Reproduce the records. Keep every word exact and include no images.

━━━━━ Data for processing ━━━━━

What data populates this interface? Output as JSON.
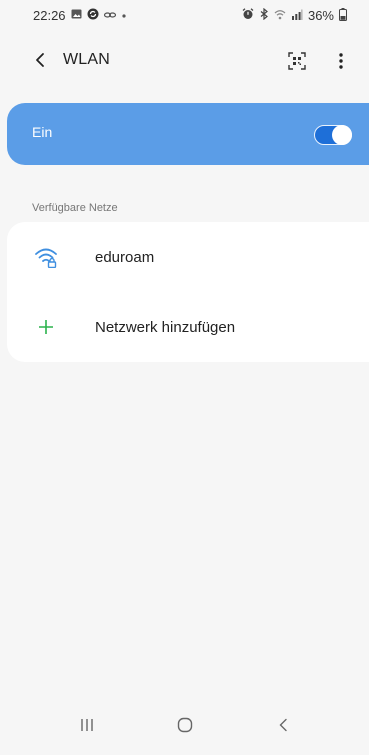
{
  "status_bar": {
    "time": "22:26",
    "battery": "36%",
    "icons_left": [
      "gallery-icon",
      "sync-icon",
      "link-icon",
      "dot-icon"
    ],
    "icons_right": [
      "alarm-icon",
      "bluetooth-icon",
      "wifi-signal-icon",
      "cell-signal-icon",
      "battery-icon"
    ]
  },
  "appbar": {
    "title": "WLAN"
  },
  "wifi_toggle": {
    "label": "Ein",
    "enabled": true,
    "accent_color": "#5b9de7"
  },
  "networks": {
    "section_label": "Verfügbare Netze",
    "items": [
      {
        "label": "eduroam",
        "icon": "wifi-locked-icon"
      },
      {
        "label": "Netzwerk hinzufügen",
        "icon": "plus-icon"
      }
    ]
  },
  "navbar": {
    "buttons": [
      "recent-apps-icon",
      "home-icon",
      "back-icon"
    ]
  }
}
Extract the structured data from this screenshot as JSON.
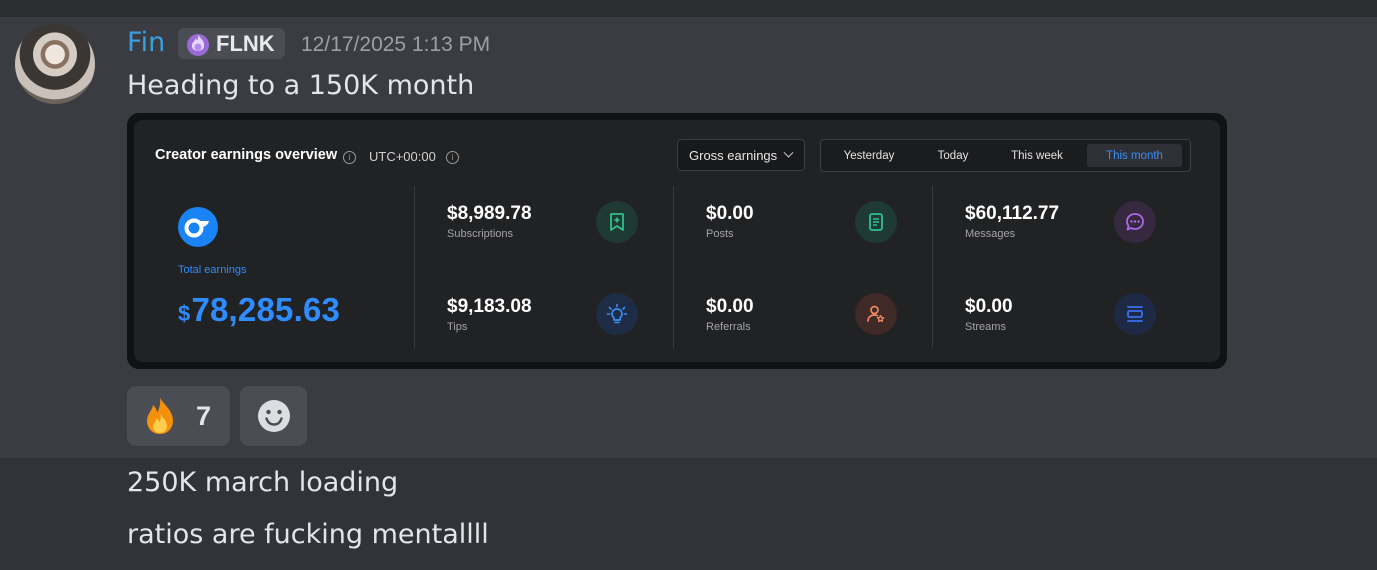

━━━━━

--- Written solution ---
What data populates this interface? Output as JSON.
{
  "status_bar": {
    "time": "22:26",
    "battery": "36%",
    "icons_left": [
      "gallery-icon",
      "sync-icon",
      "link-icon",
      "dot-icon"
    ],
    "icons_right": [
      "alarm-icon",
      "bluetooth-icon",
      "wifi-signal-icon",
      "cell-signal-icon",
      "battery-icon"
    ]
  },
  "appbar": {
    "title": "WLAN"
  },
  "wifi_toggle": {
    "label": "Ein",
    "enabled": true,
    "accent_color": "#5b9de7"
  },
  "networks": {
    "section_label": "Verfügbare Netze",
    "items": [
      {
        "label": "eduroam",
        "icon": "wifi-locked-icon"
      },
      {
        "label": "Netzwerk hinzufügen",
        "icon": "plus-icon"
      }
    ]
  },
  "navbar": {
    "buttons": [
      "recent-apps-icon",
      "home-icon",
      "back-icon"
    ]
  }
}
Extract the structured data from this screenshot as JSON.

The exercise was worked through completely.